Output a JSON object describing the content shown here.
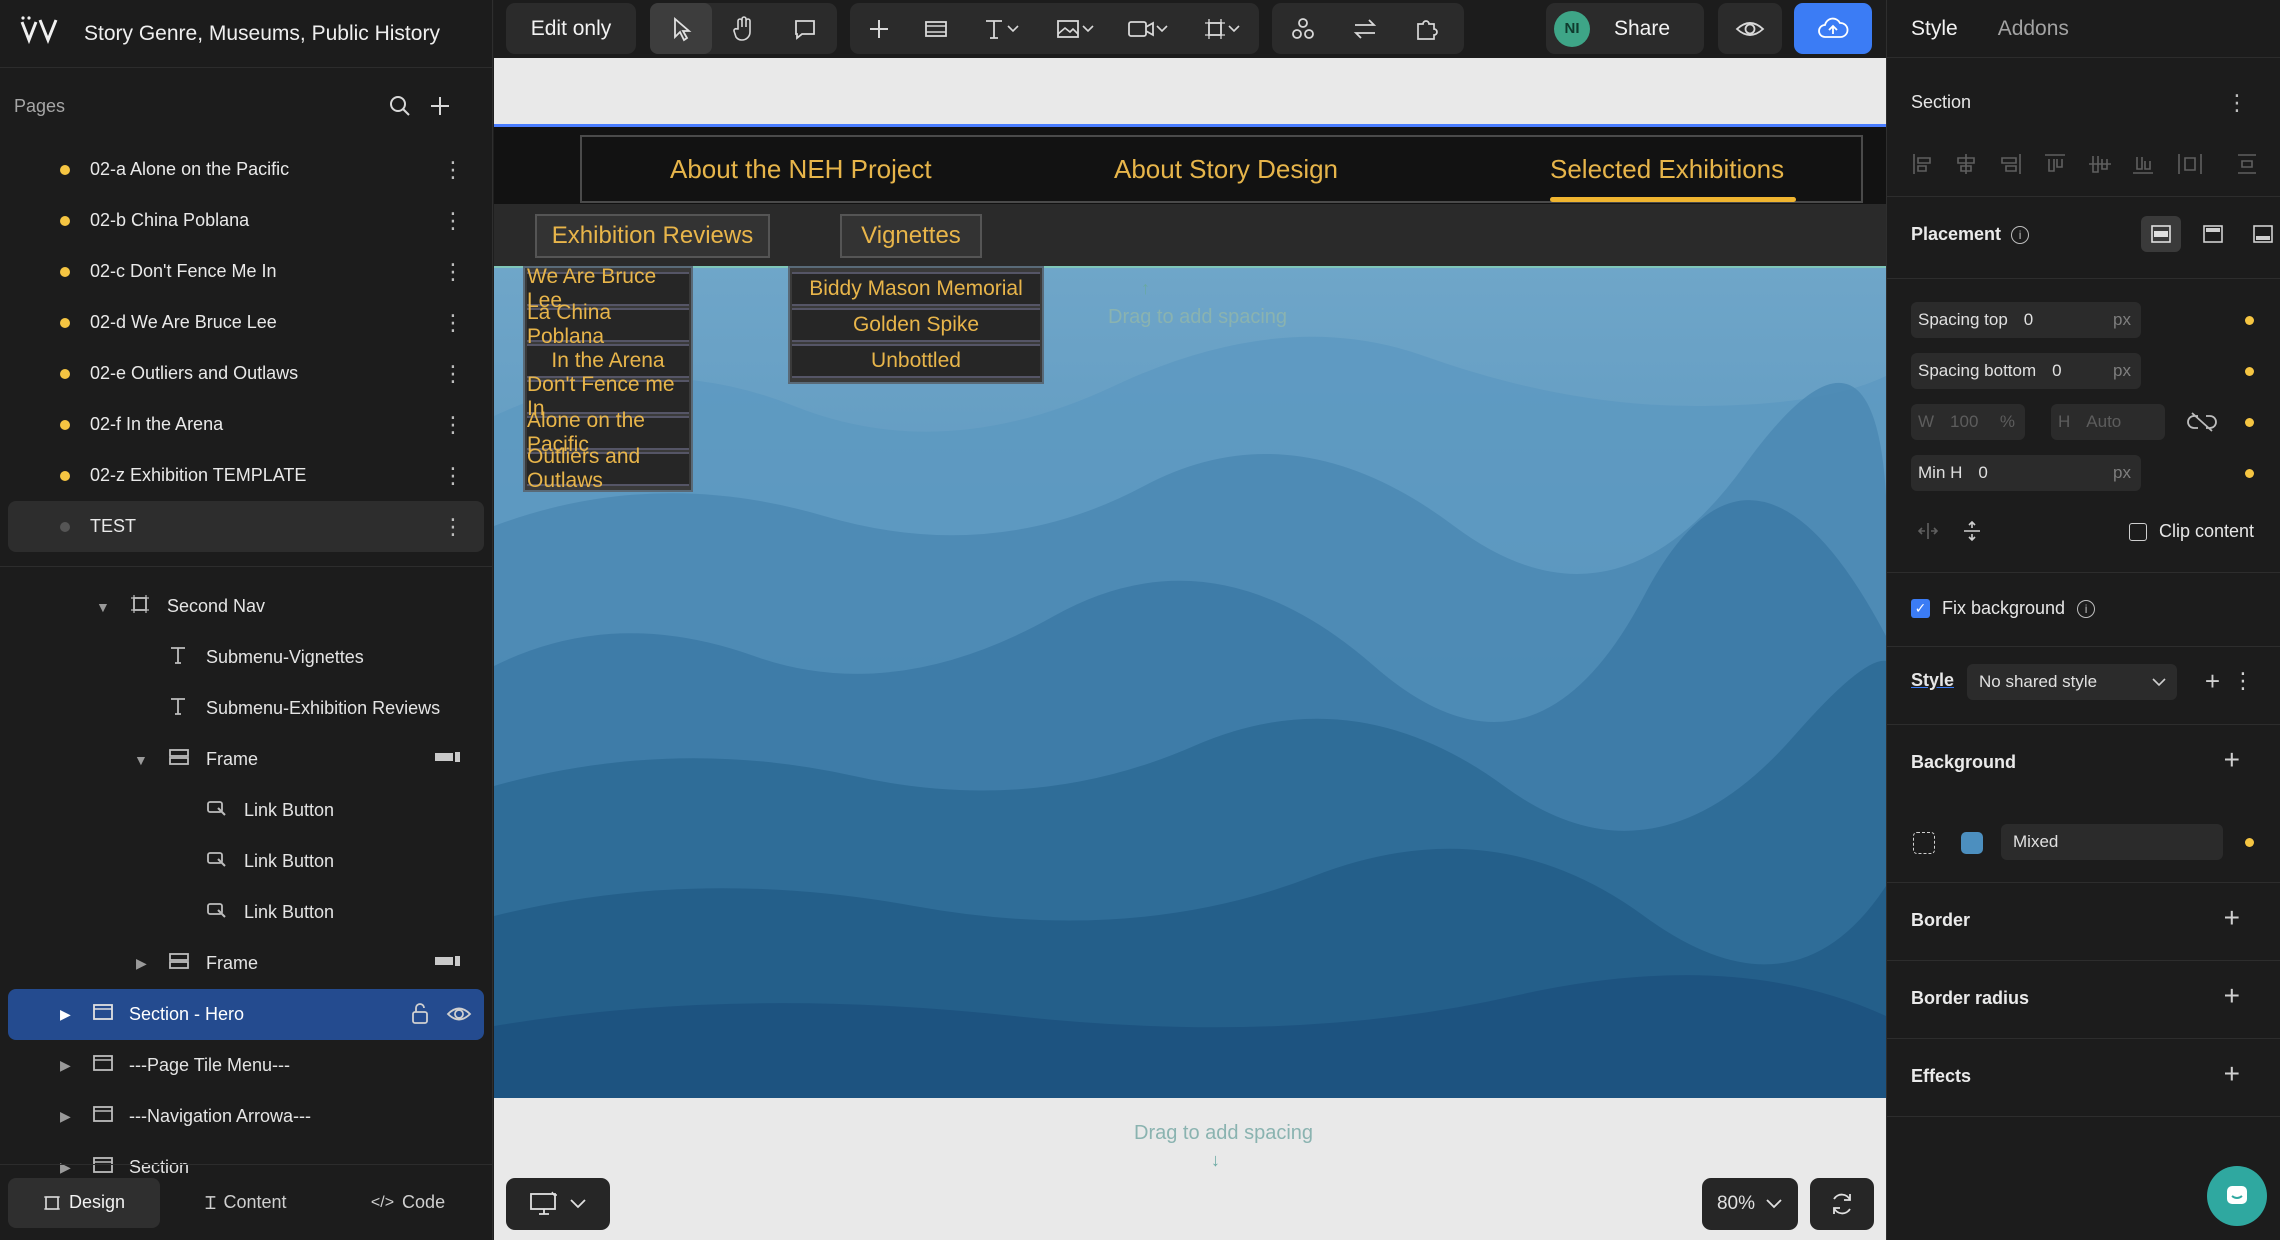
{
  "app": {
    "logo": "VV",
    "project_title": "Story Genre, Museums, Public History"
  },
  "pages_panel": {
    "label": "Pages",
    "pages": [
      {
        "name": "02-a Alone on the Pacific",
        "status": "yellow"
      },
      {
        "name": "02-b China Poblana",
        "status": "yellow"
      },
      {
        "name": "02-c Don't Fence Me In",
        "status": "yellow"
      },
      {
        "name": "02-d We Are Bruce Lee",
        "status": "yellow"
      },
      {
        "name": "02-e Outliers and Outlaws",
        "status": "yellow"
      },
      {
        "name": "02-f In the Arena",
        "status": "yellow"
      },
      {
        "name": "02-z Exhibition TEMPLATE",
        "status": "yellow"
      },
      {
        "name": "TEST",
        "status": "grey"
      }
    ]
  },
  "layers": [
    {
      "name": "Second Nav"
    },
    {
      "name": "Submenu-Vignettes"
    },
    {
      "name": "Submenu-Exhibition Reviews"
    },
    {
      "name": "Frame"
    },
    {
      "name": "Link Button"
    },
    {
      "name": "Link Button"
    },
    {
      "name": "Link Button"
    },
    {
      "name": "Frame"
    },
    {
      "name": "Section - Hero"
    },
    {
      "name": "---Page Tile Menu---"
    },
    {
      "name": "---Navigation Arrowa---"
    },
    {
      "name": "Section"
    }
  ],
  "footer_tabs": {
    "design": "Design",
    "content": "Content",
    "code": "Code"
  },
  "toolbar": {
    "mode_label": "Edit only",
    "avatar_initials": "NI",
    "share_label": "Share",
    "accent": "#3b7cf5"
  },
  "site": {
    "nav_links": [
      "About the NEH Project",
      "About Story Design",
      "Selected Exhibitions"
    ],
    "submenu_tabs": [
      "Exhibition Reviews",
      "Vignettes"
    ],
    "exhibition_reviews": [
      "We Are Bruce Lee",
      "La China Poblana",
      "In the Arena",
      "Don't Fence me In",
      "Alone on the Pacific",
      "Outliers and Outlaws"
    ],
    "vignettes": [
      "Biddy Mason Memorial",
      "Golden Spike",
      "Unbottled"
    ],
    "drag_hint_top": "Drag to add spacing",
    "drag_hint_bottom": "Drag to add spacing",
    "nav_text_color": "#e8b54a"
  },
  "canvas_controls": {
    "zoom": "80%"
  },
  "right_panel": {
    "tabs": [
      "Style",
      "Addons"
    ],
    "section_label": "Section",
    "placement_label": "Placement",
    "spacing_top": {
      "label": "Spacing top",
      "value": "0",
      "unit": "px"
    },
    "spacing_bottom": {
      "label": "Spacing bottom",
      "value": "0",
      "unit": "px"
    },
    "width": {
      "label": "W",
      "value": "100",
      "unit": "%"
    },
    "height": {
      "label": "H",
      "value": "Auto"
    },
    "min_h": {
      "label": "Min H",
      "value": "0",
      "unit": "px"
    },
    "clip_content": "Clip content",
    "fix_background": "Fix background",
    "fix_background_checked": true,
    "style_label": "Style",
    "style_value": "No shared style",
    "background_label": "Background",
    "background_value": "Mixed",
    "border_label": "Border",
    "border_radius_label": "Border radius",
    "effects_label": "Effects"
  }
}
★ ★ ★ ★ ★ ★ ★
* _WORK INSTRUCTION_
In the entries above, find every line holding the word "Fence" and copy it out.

* _EXPECTED OUTPUT_
        "name": "02-c Don't Fence Me In",
      "Don't Fence me In",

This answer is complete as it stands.